It was a beautiful day today as my dad, my brother-in-law and I drove down the road towards the park in Boise. I was born here in Boise and we lived here until I was 8. We past the old train station where we used to go meet the 3:00 am Amtrak train that would be bringing my aunt and my cousins for a week of fun. We drove down the hill where I would ride on the back of my mom’s bicycle for Monday night bike rides. We passed Elmer’s Pancake House where I loved to go eat because there was a wishing well right inside the door. So much history here, but no place holds more memories for me than the Greenbelt, a lovely walkway along the wide beautiful Boise River that flows gently beside Ann Morrison and Julia Davis Park. As a kid I used to imagine what Ann Morrison and Julia Davis looked like, figuring they must have been grand ladies because their parks are something to behold. The playgrounds, the fresh green grass, the Rose garden, the zoo of my childhood, the art museum with the big beautiful stained glass rotunda—it was all so beautiful. Along the Greenbelt you could see the big friendly river and watch the people in paddle-boats and inner tubes gently floating along. There were little hidden places of thick grass and twisted tree roots that I was certain housed shy but friendly leprechauns. The smell was even magical, and as I came across the bridge today and smelled that fragrance of summer and twilight, it was just like I was seven years old again.

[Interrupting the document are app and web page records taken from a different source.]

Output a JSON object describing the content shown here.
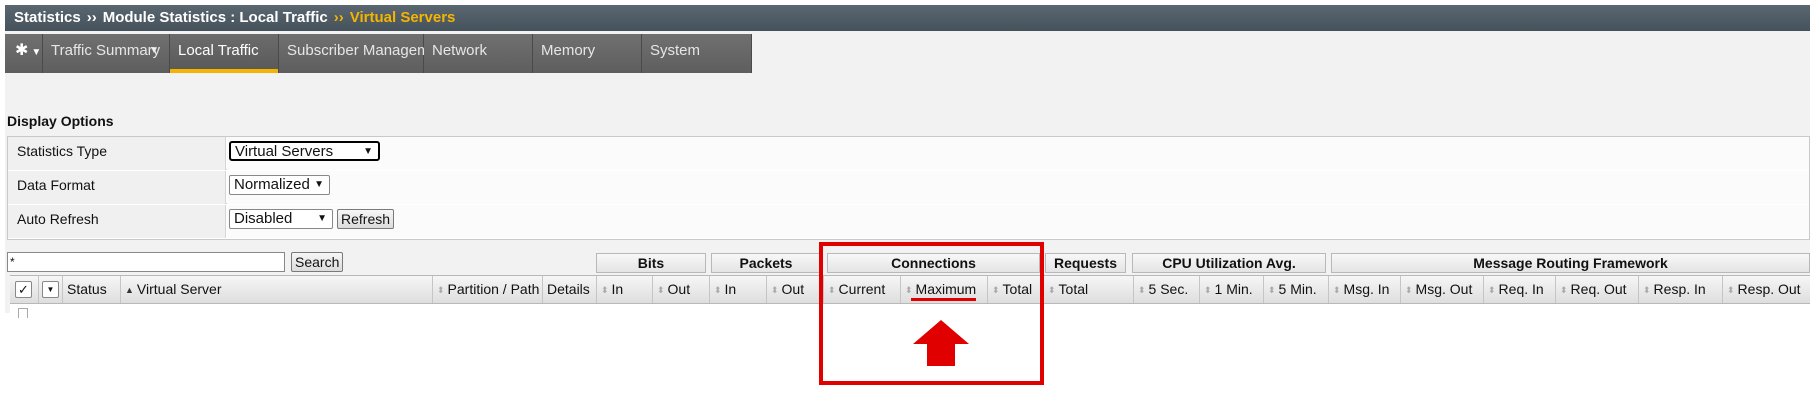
{
  "breadcrumb": {
    "item1": "Statistics",
    "sep": "››",
    "item2": "Module Statistics : Local Traffic",
    "current": "Virtual Servers"
  },
  "tabs": {
    "gear_icon": "gear-icon",
    "items": [
      {
        "label": "Traffic Summary",
        "has_caret": true
      },
      {
        "label": "Local Traffic",
        "active": true
      },
      {
        "label": "Subscriber Management"
      },
      {
        "label": "Network"
      },
      {
        "label": "Memory"
      },
      {
        "label": "System"
      }
    ]
  },
  "display_options": {
    "title": "Display Options",
    "rows": [
      {
        "label": "Statistics Type",
        "value": "Virtual Servers"
      },
      {
        "label": "Data Format",
        "value": "Normalized"
      },
      {
        "label": "Auto Refresh",
        "value": "Disabled",
        "button": "Refresh"
      }
    ]
  },
  "filter": {
    "value": "*",
    "button": "Search"
  },
  "table": {
    "groups": {
      "bits": "Bits",
      "packets": "Packets",
      "connections": "Connections",
      "requests": "Requests",
      "cpu": "CPU Utilization Avg.",
      "mrf": "Message Routing Framework"
    },
    "columns": {
      "status": "Status",
      "virtual_server": "Virtual Server",
      "partition_path": "Partition / Path",
      "details": "Details",
      "bits_in": "In",
      "bits_out": "Out",
      "packets_in": "In",
      "packets_out": "Out",
      "conn_current": "Current",
      "conn_maximum": "Maximum",
      "conn_total": "Total",
      "req_total": "Total",
      "cpu_5sec": "5 Sec.",
      "cpu_1min": "1 Min.",
      "cpu_5min": "5 Min.",
      "msg_in": "Msg. In",
      "msg_out": "Msg. Out",
      "req_in": "Req. In",
      "req_out": "Req. Out",
      "resp_in": "Resp. In",
      "resp_out": "Resp. Out"
    }
  },
  "colors": {
    "accent": "#f5b400",
    "annotation": "#e00000",
    "header_bar": "#4f5b64"
  }
}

It was fun to see the river and people enjoying the last of summer by floating on inner tubes or just simply going waiting. As I walked down the path, I saw a large tree that had leaves almost shaped like leprechaun hats. Perhaps a new millinery shop for the little people? There were some patches of clover along the way and yes…I did keep my eye out for those elusive four leaf luck charms. I walked to where we went as children and I thought about my mom and how it’s her birthday tomorrow. I thought about how most of the magic of this place was because she brought us here and genuinely played with us. It was a park that she went to as a child and now was passing it on to us. How lovely to have a park and a rose garden and an art museum and a river as part of your heritage, as if they were cherished heirlooms. One day I hope that I will bring my child here and show him or her the ducks that gather by the river and tell them that those ducks are perhaps the great grandchildren of the ducks that I used to feed with leftover Wonder Bread. I hope that I will be able to show them the bike trails we rode and the place where the Funspot used to be, where I would ride the Ferris wheel with my dad and feel safe. More than anything, that’s what I felt today as I walked along the Greenbelt…safety, peace. It was a beautiful day to remember beautiful memories in this city I first called home.